The exhibition marks the artist’s CAMH debut with a site-specific mural created just for Houston audiences.
Amoako Boafo, who lives between his birthplace of Accra (the capital city of Ghana) and Vienna, is one of the most prescient contemporary painters, as well as an art-market wunderkind well-represented in top Houston collector Lester Marks’ holdings.
The painter’s figurative canvases celebrate the dignity and joy of his Black subjects and are regularly sold for seven figures at global auctions.
Ghana-American cultural critic Larry Ossei-Mensah, co-founder of the nonprofit ArtNoir, guest-curates this new exhibition. It runs through October 2 at CAMH.
Identity in the Lens
At Houston Museum of African American Culture, guest curator/writer Lise Ragbir organizes an exhibition for Dallas photographer Hakeem Adewumi, who balances his mother’s Black American culture with his father’s Nigerian heritage. (See Hakeem Adewumi’s 2021 Juneteenth House project here.)
In this solo “Bastard of the Diaspora” exhibition, Adewumi’s portraits examine mutable iterations of identity. Specifically, his lens focuses on Black queerness, the first time works by a queer artist have graced Houston Museum of African American Culture’s walls, museum CEO John Guess Jr. notes.
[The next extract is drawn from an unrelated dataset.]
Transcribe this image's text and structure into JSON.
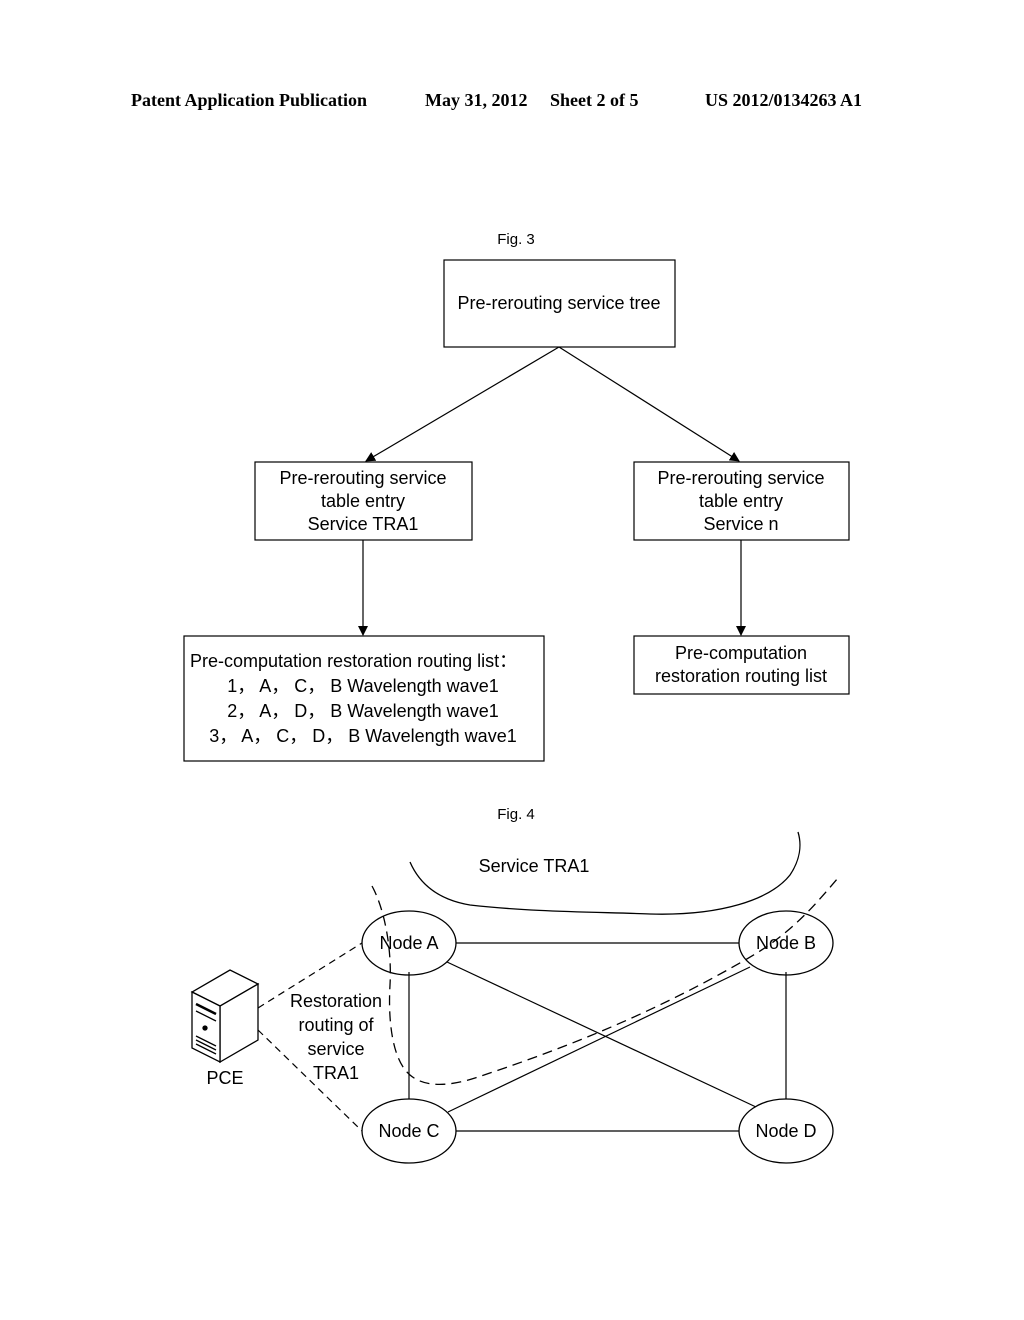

It runs through June 18 at Houston Museum of African American Culture.
Concurrent with its own 20th anniversary, Houston Center for Contemporary Craft salutes the 35th anniversary of a fellow nonprofit: Community Artists Collective, which was co-founded by Michelle Barnes and Dr. Sarah Trotty.
On view at the Craft Center, curated by Kathryn Hall and Cydney Elaine Pickens, is a jubilant look at The Collective’s Jubilee Quilt Circle and the rich legacy of African-American quilting.
Included is Michelle Barnes’ own Hope quilt. This quilt was crafted over a 30-year span, which its maker sees as a metaphor for stitching creativity, connectivity and community. This exhibition runs through September 10 at Houston Center for Contemporary Craft.
You can also encounter the multilayered, often nature-based work of Hugh Hayden at Blaffer Art Museum. Trained as an architect, the Columbia and Cornell grad returns to Texas (Hayden was born in Dallas in 1983) to comment upon the American dream in “Boogey Man,” which travels to the University of Houston campus following its debut last November at ICA Miami.
The Blaffer’s Tyler Blackwell organizes its presentation here, which speaks to issues as diverse as police brutality, family trees, the primacy of ancestors, and the jazz and soul food of the Louisiana Gulf coast, where the maternal side of Hayden’s family hails from. It runs through August 21 at The Blaffer.